Pay a down payment, even if you don’t need it.
Depending on your credit history and other factors, you may not be required to provide a down payment. If that is your situation, it’s still best to put money down on the loan. This gives you the power to have a shorter loan term, smaller monthly payments, or both. Tip: Don’t completely empty your savings to make a larger down payment than needed. You may need that money further down the road for repairs, maintenance or general emergencies.
Research your vehicle’s worth before signing a purchasing contract.

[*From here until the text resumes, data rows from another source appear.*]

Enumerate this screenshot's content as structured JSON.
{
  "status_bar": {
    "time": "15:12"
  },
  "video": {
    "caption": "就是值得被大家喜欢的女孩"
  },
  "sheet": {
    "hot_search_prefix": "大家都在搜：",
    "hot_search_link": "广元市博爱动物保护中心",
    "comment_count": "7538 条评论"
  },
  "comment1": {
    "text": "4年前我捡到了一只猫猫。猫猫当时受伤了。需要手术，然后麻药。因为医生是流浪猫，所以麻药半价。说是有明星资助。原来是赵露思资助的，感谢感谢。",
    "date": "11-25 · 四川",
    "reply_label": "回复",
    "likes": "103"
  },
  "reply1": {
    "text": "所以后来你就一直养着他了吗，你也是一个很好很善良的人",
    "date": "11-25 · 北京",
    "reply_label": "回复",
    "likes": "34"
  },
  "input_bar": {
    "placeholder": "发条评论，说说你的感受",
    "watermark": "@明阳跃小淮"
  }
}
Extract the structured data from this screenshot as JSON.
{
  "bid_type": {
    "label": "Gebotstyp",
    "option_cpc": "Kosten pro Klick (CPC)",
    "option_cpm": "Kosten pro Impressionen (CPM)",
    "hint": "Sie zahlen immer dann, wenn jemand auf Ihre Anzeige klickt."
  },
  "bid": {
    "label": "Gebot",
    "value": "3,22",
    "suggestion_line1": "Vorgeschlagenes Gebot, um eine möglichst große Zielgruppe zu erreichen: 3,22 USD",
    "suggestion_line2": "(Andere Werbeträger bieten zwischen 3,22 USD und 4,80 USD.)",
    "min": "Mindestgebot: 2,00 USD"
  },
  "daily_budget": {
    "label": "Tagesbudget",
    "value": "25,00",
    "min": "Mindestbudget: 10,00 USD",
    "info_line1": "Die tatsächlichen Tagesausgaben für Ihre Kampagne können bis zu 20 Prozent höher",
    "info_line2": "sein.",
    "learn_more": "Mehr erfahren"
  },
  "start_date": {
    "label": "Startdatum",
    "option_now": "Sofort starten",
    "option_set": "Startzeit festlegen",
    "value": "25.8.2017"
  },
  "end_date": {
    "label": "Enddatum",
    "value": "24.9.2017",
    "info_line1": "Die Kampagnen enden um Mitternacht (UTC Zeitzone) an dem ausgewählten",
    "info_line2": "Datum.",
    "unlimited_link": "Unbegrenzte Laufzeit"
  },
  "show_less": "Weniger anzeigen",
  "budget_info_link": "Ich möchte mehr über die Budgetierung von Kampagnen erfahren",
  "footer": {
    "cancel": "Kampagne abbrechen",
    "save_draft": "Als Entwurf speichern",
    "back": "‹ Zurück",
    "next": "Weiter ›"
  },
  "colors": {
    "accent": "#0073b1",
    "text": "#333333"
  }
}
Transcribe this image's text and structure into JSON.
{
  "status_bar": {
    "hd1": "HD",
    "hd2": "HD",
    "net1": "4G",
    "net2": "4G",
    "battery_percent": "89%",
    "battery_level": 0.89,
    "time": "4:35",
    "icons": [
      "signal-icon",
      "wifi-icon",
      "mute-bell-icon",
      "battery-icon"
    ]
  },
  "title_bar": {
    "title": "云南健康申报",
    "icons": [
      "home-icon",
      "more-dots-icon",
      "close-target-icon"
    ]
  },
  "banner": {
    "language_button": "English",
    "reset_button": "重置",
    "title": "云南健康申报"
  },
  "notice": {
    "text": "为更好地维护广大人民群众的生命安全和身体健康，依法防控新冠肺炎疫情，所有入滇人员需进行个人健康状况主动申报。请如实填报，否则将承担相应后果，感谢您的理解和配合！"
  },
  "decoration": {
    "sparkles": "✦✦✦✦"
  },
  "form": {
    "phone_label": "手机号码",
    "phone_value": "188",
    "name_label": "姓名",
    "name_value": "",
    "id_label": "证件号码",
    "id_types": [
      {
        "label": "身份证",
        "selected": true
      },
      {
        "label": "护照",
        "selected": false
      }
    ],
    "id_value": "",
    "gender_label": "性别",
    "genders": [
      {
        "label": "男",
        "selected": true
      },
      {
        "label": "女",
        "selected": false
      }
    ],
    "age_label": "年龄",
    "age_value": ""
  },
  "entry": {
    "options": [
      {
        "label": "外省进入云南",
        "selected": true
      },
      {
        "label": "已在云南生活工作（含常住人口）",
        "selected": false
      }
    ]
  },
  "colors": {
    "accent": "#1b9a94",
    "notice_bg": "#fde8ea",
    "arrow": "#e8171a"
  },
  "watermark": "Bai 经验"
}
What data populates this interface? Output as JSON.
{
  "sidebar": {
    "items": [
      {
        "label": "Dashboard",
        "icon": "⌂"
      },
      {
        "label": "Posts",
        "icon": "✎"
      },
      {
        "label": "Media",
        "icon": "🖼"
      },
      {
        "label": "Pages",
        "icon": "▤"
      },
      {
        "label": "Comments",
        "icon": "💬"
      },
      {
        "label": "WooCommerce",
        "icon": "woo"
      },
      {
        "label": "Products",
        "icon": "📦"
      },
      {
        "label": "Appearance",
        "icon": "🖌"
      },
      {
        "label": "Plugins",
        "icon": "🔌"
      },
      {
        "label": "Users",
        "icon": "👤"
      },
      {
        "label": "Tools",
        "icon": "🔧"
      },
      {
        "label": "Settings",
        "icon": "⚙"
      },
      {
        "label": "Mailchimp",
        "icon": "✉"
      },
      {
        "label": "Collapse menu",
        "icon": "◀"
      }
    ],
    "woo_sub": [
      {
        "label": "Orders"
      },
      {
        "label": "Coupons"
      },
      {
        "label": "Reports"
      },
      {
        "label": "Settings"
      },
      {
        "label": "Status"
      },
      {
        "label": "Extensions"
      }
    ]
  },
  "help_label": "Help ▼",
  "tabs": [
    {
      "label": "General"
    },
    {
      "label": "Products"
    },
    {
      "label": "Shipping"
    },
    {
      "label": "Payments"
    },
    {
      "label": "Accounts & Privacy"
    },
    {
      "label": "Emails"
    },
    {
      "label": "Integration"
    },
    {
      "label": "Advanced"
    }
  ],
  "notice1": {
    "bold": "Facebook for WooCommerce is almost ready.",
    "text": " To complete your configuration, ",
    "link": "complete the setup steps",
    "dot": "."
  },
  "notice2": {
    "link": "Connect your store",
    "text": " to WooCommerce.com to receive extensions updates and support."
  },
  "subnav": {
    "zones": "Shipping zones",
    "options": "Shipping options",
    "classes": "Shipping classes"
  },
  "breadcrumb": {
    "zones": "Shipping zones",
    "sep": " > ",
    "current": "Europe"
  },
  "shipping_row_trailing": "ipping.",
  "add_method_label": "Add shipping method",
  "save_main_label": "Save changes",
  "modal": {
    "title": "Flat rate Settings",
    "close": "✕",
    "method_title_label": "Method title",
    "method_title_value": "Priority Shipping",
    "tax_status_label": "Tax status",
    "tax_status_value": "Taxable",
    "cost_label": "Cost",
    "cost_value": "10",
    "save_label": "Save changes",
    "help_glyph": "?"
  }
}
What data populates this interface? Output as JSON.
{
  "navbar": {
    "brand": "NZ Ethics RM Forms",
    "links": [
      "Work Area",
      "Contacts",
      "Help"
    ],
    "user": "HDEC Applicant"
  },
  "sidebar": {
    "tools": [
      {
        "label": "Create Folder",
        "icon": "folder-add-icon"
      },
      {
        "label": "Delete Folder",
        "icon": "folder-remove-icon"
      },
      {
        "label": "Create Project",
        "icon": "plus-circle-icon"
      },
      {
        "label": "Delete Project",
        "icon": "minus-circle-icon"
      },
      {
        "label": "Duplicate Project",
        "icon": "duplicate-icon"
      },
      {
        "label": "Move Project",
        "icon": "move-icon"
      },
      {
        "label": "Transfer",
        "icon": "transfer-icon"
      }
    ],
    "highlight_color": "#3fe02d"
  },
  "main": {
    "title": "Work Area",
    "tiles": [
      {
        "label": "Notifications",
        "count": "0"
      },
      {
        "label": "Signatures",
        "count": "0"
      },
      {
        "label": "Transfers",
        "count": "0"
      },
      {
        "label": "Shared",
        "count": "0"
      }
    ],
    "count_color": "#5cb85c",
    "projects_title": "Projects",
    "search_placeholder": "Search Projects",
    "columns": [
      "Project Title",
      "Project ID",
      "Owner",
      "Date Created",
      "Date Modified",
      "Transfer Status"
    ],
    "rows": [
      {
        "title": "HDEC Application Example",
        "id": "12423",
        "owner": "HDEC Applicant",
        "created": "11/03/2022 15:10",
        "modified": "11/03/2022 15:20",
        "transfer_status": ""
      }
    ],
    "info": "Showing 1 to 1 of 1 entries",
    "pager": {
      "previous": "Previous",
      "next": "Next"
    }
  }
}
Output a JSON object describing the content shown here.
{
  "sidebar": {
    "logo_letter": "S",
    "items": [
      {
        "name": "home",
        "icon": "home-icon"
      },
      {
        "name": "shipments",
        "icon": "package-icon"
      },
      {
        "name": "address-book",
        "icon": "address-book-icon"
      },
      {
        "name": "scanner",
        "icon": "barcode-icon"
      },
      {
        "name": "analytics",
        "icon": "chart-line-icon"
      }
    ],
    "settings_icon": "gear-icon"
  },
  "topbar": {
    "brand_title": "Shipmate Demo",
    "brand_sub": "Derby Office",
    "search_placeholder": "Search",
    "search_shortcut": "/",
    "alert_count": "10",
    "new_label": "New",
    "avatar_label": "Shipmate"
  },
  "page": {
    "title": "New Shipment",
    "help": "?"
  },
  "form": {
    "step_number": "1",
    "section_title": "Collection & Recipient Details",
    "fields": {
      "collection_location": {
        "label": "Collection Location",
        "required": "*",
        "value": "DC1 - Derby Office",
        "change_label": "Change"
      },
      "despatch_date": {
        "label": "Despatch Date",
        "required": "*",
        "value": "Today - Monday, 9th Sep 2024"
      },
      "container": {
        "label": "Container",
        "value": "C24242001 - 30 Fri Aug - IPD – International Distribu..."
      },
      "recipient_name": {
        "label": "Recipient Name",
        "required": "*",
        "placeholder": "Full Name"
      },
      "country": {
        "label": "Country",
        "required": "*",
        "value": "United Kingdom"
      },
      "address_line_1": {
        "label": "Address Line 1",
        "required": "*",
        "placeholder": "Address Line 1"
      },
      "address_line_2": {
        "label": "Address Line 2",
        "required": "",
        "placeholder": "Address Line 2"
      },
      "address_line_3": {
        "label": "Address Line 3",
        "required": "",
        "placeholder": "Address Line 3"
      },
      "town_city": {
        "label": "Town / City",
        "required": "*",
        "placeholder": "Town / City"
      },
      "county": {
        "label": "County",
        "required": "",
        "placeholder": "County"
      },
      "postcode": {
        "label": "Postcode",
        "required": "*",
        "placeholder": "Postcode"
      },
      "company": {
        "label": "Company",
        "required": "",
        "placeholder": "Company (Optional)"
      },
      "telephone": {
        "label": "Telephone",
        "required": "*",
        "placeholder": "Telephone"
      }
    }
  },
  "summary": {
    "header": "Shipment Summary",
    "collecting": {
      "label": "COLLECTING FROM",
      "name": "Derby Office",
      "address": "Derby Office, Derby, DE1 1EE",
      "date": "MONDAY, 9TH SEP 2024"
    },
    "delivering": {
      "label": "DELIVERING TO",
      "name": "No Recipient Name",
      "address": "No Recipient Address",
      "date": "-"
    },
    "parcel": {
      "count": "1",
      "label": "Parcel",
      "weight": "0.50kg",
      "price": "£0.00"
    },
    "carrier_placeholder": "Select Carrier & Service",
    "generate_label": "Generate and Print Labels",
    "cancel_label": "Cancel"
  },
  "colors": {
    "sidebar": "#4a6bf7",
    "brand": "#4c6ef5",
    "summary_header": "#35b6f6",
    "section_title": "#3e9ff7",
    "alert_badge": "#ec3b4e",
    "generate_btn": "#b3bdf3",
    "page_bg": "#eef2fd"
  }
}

This goes for both your old and new vehicles if you plan on trading at a dealership. Your car’s age, model, mileage, and wear can factor into the overall value. The best-case scenario would be that your purchase price is lower than the vehicle’s current value. Some modified vehicles with add-ons made by a previous owner may not increase the collateral’s value. If this is the case, you may need to put more money down if the purchase price is higher than the value.
Know your financial situation before you apply for a loan.
During your budgeting process mentioned above, analyze your income and know your length of employment. You may also be asked for pay stubs or W-2s depending on the loan amount or type. Check your credit history prior to applying so you know how your current credit picture looks. You may need a cosigner if your credit history has some room to grow. When asking family or friends to be a cosigner, know that the way you take care of your loan also impacts their credit history. By being your cosigner, their debt-to-income ratio changes, their score is impacted, and they are held liable for the loan if you default.
Be thorough when you read the loan paperwork.
If everything has been approved and the papers need to be signed, be vigilant. If there is something in your documents you don’t understand or agree with, say something BEFORE you sign. Once you sign, you are legally held liable for the loan amount. If you are interested in any form of loan insurance, try to ask before the loan documents are drawn.